Santo Domingo Pueblo Tribal Injury Prevention Program (TIP) is a new program that will work to prevent injuries to tribal elders, beginning with the prevention of falls. By the end of the project (year 5), there will be a 20 percent decrease in the number of elderly falls in the Pueblo of Santo Domingo (also known as Kewa Pueblo). The main partners in the project are the Kewa Family Wellness Center, Kewa Elderly Program, the Kewa Health Corporation, Kewa Social Services, Tribal Courts, Tribal leadership, and the Albuquerque Area Southwest Tribal Epidemiology Center (AASTEC). Santo Domingo Pueblo has a population of approximately 3,100 people and there are unique risk factors that make falls more likely and harmful on the impact of tribal elders. Native Americans have higher rates of chronic disease and being in a rural setting, with limited accessible health services, many elders do not receive adequate services. Fall hazards are common in the pueblo, such as dirt roads, dirt floors in homes, uneven walkways, and overcrowded multigenerational homes. A key activity will be determining the baseline prevalence rates of elderly falls in the community. In addition, there will be public health awareness activities to increase awareness about the need value the health of elders and specifically to prevent injuries to elders. The TIP program will also include intergenerational activities that engage the elders in meaningful activities that promote tribal customs and education. The program will be operated by the TIP Program Coordinator and Community Health Representatives (CHRs) who will use the CDC’s STEADI and Bingocize evidence-based models for prevention of falls. A systematic process will be conducted with tribal members to evaluate and modify the screening tools EPB component to ensure they are culturally appropriate. TIP staff will be trained in the use of screening tools and program activities will include home wellness visits to check for safet
y issues, exercise and balance programs, and coordination with medical and community partners to ensure that information regarding falls and related interventions are implemented. It is expected that 70-80 tribal elders will participate in evidence-based interventions for falls prevention.
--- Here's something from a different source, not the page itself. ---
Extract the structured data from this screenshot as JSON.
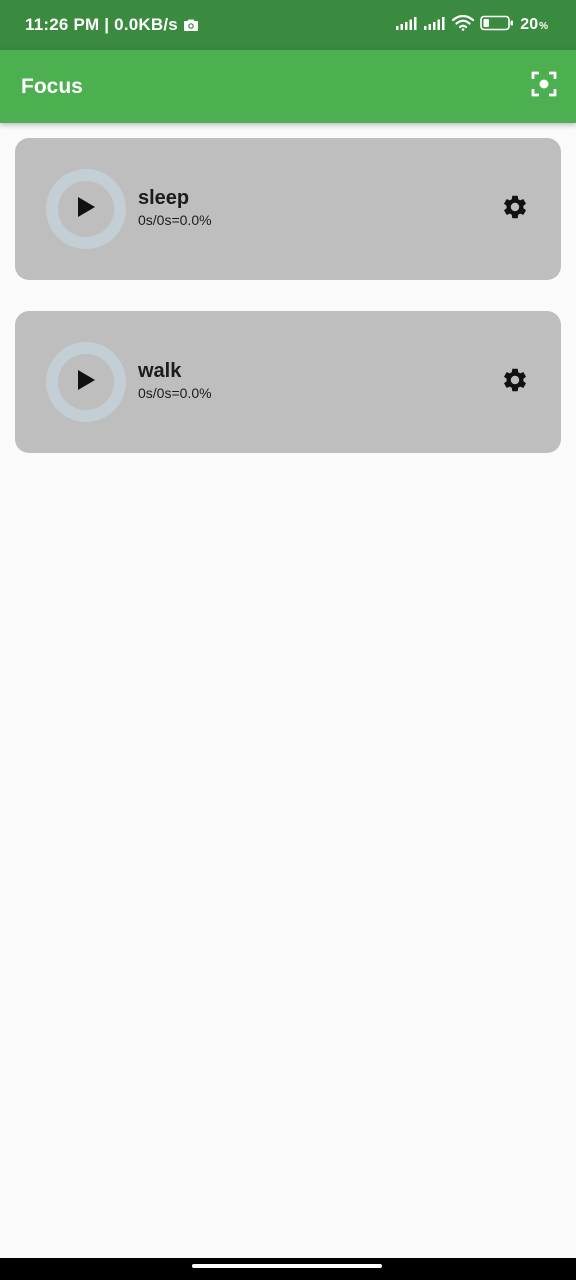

We anticipate a decrease in falls-related injuries, hospitalizations, and deaths, improvement in elderly strength and balance, and increased community-wide awareness and commitment to supporting the health of elders.